The amount of sodium released by a salt-based water softener is relatively low and should not cause harm. However, if you have concerns about your sodium intake, you can purchase resins that release potassium, and these use the same process to replace the calcium and magnesium ions. You can also buy a salt-free water softener.

Salt-Free Water Softeners

A salt-free water softener uses an alternative filtration system to reduce the adverse effects of magnesium and calcium. Rather than replacing calcium and magnesium ions, salt-free water softeners alter their physical structure. This process ensures the minerals can not attach to your pipework and eliminate the scaly limescale build-up you may notice on your dishware. 

Known as template assisted crystallization (TAC), salt-free water softeners utilize a surface material called media. The media contains many polymer beads which are covered with tiny craters. When hard water flows through the media, the recesses trap the calcium and magnesium ions and hold them in place. As the craters attract more ions, the magnesium and calcium form microcrystals.

"When they are large enough, these micro-crystals break away from the craters and travel through the water supply "

However, these structures do not change shape or size as they flow through your plumbing system. This stability ensures the microcrystals do not attach to your piping, preventing limescale.

Which System Should You Buy?

Both types of water softeners can reduce magnesium and calcium levels in your water supply, and your choice comes down to personal preference. Some consumers prefer to install a salt-free water softener because you don’t need to keep a salt supply to keep the unit in operational condition. 
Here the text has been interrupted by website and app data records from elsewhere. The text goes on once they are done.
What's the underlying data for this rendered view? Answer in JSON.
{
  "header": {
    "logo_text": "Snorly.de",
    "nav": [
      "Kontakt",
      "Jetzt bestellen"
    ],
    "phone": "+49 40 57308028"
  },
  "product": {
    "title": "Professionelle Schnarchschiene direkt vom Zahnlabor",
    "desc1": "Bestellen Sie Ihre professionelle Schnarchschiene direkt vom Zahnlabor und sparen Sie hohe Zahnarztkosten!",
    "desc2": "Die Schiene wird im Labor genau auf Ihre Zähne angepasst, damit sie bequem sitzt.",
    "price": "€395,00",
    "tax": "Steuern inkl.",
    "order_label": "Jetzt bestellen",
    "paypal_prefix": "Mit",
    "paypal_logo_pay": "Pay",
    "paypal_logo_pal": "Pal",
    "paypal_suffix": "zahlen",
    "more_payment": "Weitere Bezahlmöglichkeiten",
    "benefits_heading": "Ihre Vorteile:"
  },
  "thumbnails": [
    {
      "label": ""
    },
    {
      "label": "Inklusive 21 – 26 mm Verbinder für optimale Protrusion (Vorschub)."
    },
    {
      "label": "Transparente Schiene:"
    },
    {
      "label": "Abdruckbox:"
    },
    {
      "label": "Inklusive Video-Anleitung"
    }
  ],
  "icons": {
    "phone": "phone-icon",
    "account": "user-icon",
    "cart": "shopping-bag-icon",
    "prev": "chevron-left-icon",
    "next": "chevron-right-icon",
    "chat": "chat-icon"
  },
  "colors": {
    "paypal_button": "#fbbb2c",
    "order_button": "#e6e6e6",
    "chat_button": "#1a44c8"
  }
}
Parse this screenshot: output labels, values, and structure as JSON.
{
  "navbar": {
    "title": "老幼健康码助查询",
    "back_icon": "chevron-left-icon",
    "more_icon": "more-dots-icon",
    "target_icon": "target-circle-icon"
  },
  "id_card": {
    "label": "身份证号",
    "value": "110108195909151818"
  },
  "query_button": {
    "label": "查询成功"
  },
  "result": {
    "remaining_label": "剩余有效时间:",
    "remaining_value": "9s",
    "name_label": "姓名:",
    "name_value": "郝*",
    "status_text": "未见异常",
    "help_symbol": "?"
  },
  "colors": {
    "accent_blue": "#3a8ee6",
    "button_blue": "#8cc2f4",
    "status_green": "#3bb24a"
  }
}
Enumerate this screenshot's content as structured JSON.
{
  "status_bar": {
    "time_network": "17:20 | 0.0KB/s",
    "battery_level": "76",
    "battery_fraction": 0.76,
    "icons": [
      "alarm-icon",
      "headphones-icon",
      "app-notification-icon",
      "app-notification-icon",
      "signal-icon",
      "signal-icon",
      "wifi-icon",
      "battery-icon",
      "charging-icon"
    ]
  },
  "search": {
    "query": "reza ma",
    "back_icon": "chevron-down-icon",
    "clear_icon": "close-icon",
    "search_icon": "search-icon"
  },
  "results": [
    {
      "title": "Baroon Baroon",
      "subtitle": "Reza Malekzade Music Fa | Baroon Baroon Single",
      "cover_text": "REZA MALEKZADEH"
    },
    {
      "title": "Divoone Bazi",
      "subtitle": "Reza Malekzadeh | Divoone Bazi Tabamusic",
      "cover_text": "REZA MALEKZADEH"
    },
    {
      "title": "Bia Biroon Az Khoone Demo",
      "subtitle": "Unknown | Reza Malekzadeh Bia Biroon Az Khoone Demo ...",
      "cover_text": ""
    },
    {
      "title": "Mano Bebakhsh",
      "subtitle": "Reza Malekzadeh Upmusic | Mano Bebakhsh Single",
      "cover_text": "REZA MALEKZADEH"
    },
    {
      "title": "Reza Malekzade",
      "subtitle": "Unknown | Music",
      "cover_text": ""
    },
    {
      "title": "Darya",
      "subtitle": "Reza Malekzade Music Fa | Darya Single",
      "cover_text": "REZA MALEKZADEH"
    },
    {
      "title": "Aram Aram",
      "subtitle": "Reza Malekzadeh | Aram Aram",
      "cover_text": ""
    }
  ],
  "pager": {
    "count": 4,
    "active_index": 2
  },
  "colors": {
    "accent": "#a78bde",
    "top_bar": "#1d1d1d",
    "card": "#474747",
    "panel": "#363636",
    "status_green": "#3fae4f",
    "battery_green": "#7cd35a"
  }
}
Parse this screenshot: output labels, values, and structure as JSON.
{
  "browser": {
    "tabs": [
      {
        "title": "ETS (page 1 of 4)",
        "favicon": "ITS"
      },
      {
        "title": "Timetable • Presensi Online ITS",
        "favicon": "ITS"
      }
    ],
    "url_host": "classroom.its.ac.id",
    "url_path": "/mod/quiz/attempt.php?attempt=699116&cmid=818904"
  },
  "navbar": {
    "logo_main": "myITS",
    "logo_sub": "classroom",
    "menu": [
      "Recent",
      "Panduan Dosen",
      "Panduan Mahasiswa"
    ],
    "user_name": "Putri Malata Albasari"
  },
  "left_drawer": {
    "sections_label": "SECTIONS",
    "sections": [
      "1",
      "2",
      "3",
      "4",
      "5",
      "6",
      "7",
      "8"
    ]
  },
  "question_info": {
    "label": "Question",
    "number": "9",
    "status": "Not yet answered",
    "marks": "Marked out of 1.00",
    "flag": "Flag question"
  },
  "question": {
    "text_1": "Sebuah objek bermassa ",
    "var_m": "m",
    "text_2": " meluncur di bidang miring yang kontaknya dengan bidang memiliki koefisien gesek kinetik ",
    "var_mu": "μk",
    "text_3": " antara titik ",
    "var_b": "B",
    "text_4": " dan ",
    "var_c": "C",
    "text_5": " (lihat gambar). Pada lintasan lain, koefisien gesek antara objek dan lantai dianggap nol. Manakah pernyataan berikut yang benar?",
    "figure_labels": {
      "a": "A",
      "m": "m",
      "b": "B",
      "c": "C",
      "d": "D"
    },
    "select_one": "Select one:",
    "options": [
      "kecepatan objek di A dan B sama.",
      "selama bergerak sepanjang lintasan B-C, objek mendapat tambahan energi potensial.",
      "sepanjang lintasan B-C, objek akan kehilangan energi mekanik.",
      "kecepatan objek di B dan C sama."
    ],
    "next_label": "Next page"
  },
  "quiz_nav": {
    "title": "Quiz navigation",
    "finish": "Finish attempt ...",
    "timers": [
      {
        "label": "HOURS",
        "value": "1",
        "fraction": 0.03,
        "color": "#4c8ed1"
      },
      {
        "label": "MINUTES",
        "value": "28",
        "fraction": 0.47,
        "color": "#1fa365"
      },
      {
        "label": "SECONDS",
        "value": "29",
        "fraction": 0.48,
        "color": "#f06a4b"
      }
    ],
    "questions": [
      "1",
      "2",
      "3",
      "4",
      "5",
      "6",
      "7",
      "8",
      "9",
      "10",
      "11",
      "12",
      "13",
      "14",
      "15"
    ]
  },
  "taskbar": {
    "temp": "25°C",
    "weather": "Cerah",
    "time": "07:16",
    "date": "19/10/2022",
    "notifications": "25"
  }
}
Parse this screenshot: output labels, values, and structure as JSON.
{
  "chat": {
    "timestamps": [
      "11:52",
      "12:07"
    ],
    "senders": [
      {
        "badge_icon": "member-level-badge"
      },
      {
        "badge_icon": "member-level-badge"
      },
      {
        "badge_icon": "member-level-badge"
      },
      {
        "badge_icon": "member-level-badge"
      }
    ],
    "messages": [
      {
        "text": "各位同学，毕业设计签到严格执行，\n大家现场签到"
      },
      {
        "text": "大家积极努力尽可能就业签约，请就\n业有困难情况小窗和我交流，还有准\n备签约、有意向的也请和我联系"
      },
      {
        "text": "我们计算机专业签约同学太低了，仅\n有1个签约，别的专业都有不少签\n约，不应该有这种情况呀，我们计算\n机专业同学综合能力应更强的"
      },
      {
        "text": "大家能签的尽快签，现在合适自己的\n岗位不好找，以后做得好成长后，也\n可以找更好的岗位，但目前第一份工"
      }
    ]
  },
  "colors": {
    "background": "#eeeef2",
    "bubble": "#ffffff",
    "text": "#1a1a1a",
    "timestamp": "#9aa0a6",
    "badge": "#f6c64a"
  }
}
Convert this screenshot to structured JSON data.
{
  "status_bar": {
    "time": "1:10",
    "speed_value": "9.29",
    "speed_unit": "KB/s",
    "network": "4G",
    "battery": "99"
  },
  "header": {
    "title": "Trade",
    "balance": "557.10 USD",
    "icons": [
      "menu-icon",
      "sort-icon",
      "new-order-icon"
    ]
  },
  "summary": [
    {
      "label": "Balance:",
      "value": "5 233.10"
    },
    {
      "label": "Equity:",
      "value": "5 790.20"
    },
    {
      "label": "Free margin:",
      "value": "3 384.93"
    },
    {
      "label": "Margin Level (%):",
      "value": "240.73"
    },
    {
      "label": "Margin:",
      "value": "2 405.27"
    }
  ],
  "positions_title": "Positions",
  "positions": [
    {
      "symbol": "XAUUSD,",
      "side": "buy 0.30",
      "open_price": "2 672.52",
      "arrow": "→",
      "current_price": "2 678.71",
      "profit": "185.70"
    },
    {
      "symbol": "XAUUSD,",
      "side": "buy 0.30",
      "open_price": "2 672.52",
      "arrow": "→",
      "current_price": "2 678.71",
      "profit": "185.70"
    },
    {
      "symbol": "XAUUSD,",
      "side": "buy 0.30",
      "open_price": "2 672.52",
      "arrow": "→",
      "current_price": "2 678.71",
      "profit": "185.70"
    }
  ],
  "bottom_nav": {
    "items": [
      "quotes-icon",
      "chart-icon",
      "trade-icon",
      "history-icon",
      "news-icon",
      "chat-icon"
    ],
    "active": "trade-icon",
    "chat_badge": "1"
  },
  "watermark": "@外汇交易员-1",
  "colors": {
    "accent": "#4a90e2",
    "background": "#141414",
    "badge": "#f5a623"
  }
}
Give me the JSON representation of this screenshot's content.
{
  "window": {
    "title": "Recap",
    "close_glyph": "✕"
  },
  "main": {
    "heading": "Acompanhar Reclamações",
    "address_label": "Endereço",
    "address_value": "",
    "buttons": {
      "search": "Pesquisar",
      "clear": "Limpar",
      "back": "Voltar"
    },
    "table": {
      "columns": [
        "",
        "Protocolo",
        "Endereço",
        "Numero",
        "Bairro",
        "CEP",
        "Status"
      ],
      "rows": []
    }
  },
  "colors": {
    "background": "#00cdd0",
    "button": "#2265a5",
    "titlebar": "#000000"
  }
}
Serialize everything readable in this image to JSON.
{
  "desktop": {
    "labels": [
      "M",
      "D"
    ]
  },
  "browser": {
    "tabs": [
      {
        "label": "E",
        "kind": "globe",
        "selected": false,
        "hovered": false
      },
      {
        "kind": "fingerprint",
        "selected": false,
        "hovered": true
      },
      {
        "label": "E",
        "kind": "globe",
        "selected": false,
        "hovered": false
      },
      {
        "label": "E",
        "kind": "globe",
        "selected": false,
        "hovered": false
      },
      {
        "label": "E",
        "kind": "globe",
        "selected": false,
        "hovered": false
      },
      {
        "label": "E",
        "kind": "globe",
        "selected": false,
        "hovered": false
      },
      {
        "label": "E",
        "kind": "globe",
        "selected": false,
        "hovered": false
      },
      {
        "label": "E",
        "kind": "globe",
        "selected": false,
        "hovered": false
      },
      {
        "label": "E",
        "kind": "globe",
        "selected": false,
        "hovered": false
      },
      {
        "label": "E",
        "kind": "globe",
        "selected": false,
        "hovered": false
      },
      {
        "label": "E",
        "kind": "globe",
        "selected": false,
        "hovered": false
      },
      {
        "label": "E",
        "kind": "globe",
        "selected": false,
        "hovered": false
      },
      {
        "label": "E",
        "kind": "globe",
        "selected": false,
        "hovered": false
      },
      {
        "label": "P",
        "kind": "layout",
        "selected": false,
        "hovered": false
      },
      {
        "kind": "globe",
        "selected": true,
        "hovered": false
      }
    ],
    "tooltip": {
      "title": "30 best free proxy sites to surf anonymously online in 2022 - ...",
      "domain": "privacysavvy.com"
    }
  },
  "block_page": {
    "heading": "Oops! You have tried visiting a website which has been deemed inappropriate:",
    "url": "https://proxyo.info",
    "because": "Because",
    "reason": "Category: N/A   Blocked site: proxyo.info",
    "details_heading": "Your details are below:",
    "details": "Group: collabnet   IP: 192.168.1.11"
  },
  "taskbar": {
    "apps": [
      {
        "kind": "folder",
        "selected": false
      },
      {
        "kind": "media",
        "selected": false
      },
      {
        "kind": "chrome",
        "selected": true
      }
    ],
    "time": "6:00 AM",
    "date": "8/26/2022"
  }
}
Salt-free systems can be cheaper, and they don’t need much maintenance. It can be expensive to replace pipework with damage from scaling, and a salt-free system prevents this source of harm.

However, many advocates of salt-based water softeners point out that a salt-free system does not remove calcium and magnesium from your water supply. Technically, a salt-free water softener is more of a water conditioner. Although the micro-crystals can’t attach to your pipework, they remain present in the water.

This method can mean you still end up with a chalky residue on some surfaces, and your clothing may fade after washing. You can consider how much these stains bother you and how hard they are to clean from your surfaces before deciding which type of water softener is best for your needs.

It’s also essential to think if you want to spend time adding salt to a salt-based water softener and if you are happy with the extra expense over an extended period. Deciding which system offers better value for money, combined with performance, depends on how hard your water is and what kind of effect it has on your home.

About the Author

George Simms is a Salt Lake City based plumber and contractor, with a focus on aiding homes and businesses (particularly farm) solve problems with hard and contaminated water. Walter is here to share his wealth of job experience and a knowledge of both modern and antique plumbing.

Last Updated on December 9, 2021